NASCAR puts some focus on the suspension changes in Next Gen cars. They are coming into the spotlight at this weekend’s racing. It all goes down on the road course at the Circuit of the Americas. The Next Gen car will make its road-course debut and there will be a lot of eyes on it. People will want to see how it stands up and takes advantage of some of its new features.
NASCAR Suspension In Next Gen Cars Comes Into Spotlight
Among those new features in the NASCAR Next Gen car includes the independent rear suspensions and increased braking capacity. This will make it more compatible with courses where they will turn both left and right.

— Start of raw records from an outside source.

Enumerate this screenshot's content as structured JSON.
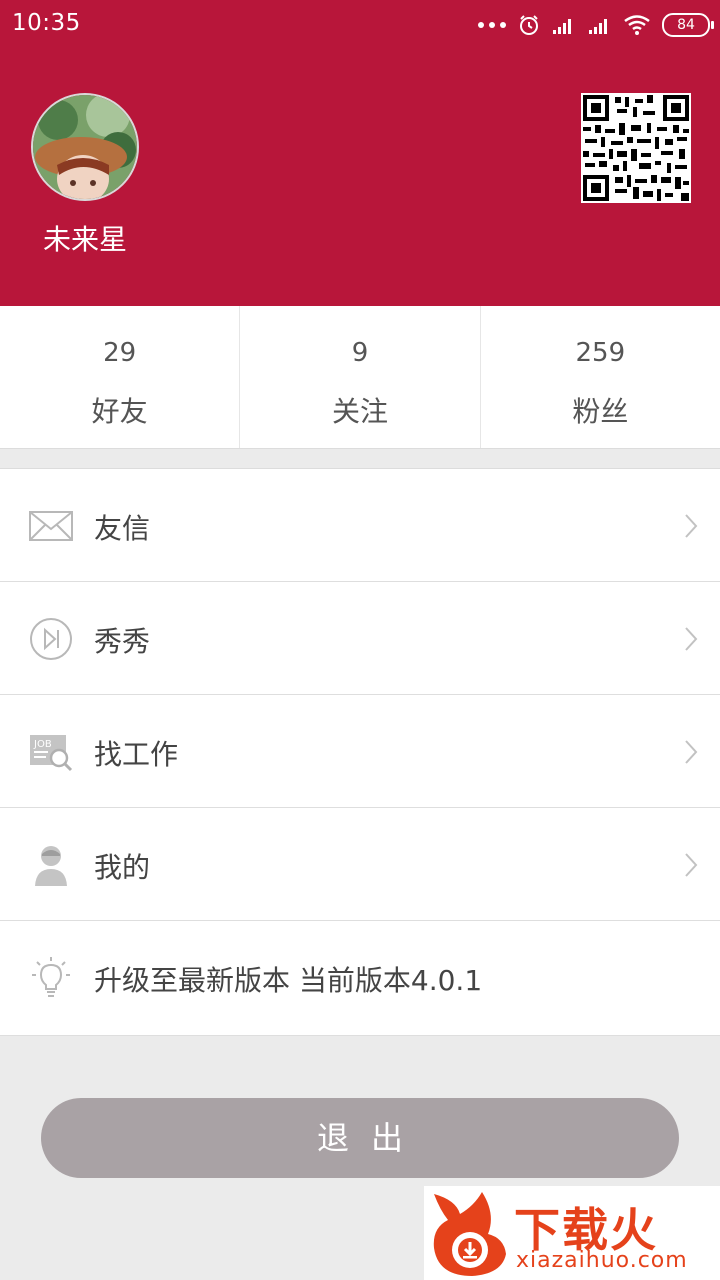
{
  "status_bar": {
    "time": "10:35",
    "battery": "84",
    "icons": [
      "more-dots-icon",
      "alarm-icon",
      "signal-icon",
      "signal-icon",
      "wifi-icon",
      "battery-icon"
    ]
  },
  "profile": {
    "username": "未来星",
    "avatar": "avatar-photo",
    "qr_icon": "qr-code-icon"
  },
  "stats": [
    {
      "value": "29",
      "label": "好友"
    },
    {
      "value": "9",
      "label": "关注"
    },
    {
      "value": "259",
      "label": "粉丝"
    }
  ],
  "menu": [
    {
      "label": "友信",
      "icon": "envelope-icon",
      "has_chevron": true
    },
    {
      "label": "秀秀",
      "icon": "play-next-icon",
      "has_chevron": true
    },
    {
      "label": "找工作",
      "icon": "job-search-icon",
      "has_chevron": true
    },
    {
      "label": "我的",
      "icon": "user-icon",
      "has_chevron": true
    },
    {
      "label": "升级至最新版本 当前版本4.0.1",
      "icon": "lightbulb-icon",
      "has_chevron": false
    }
  ],
  "logout_label": "退出",
  "watermark": {
    "title": "下载火",
    "url": "xiazaihuo.com"
  },
  "colors": {
    "header": "#b8163a",
    "logout_button": "#a9a2a5",
    "watermark": "#e5421b"
  }
}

All these cars will have drastically different suspension setups, however. It will change from what has been observed in the last few weeks. Now, the base cars will not be based on unique chassis as we’ve seen in the past. Instead, they will have different pieces bolted onto the same suspension uprights that teams have used on ovals this year.
But take note. The most notable, visible difference will be in the camber of the wheels. Camber is defined as the angle of the wheel in relation to the car when viewed from the front. What’s negative camber? It is when a wheel is leaning inward while positive camber is when a wheel is leaning outward. Oval tracks have positive camber on the left side and negative camber on the right. Road-course configurations have negative camber on both sides.

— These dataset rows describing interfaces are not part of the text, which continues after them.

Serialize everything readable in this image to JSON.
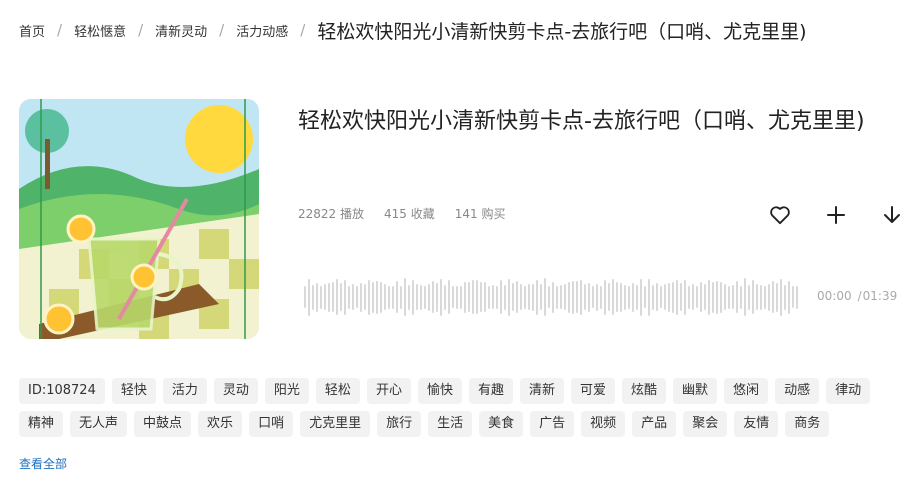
{
  "breadcrumb": {
    "items": [
      "首页",
      "轻松惬意",
      "清新灵动",
      "活力动感"
    ],
    "separator": "/",
    "current": "轻松欢快阳光小清新快剪卡点-去旅行吧（口哨、尤克里里)"
  },
  "track": {
    "title": "轻松欢快阳光小清新快剪卡点-去旅行吧（口哨、尤克里里)",
    "plays": "22822 播放",
    "favorites": "415 收藏",
    "purchases": "141 购买",
    "time_current": "00:00",
    "time_separator": "/",
    "time_total": "01:39"
  },
  "actions": {
    "favorite_icon": "heart-icon",
    "add_icon": "plus-icon",
    "download_icon": "arrow-down-icon"
  },
  "tags": [
    "ID:108724",
    "轻快",
    "活力",
    "灵动",
    "阳光",
    "轻松",
    "开心",
    "愉快",
    "有趣",
    "清新",
    "可爱",
    "炫酷",
    "幽默",
    "悠闲",
    "动感",
    "律动",
    "精神",
    "无人声",
    "中鼓点",
    "欢乐",
    "口哨",
    "尤克里里",
    "旅行",
    "生活",
    "美食",
    "广告",
    "视频",
    "产品",
    "聚会",
    "友情",
    "商务"
  ],
  "view_all": "查看全部",
  "colors": {
    "link": "#1f6fbf",
    "tag_bg": "#f2f2f2",
    "waveform": "#d9d9d9"
  }
}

Car’s Right Side Is Set For Negative Camber Across Ovals, Road Courses
So, the car’s right side is set up for negative camber on both ovals and road courses. Most parts can be used for both tracks. The left side, though, has multiple options. Many changes that are done in advance of road-course racing happen on the left front corner of the car. We get more about this Next-Gen car situation from NASCAR.

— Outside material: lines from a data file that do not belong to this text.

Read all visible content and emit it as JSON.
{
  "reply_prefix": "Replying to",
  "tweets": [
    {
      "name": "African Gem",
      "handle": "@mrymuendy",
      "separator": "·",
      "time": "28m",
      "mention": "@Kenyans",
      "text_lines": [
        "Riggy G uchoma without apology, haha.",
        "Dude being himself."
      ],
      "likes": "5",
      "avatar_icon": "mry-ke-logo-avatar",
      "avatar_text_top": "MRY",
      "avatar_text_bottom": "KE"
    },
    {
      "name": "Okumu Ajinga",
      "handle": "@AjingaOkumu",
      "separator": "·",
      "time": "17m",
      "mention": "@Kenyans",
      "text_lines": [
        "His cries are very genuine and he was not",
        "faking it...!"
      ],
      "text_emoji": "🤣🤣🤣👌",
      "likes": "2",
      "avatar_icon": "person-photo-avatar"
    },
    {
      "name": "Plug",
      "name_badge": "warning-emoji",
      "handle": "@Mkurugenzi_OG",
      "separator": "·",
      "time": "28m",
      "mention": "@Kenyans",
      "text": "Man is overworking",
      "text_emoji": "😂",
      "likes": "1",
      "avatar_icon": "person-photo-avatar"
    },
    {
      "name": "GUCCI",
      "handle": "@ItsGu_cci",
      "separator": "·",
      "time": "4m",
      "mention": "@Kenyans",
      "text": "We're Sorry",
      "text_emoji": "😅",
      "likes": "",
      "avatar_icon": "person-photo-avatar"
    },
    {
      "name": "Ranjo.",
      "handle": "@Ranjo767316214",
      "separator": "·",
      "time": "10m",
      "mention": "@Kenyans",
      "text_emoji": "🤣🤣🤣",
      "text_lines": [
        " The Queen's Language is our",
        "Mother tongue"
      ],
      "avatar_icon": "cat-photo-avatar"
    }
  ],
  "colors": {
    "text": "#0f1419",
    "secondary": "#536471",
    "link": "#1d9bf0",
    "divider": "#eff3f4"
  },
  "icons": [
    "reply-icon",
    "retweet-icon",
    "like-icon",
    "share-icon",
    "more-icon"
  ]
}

Let’s take a look at the suspension upright assembly. This is the centerpiece of each corner of the suspension and it’s what other suspension components and brakes bolt up to. So, the upright is a sealed component that the wheel mounts to and is a part that is the same for all courses. It gets adapted for ovals and road courses.
All of this is based on a unique Ackermann bracket. It does get bolted up to the top of it. Also, there is a unique control arm shear plate bolted up to the bottom of it. These components on the upright allow for unique toe link and control arm combinations for ovals and road courses.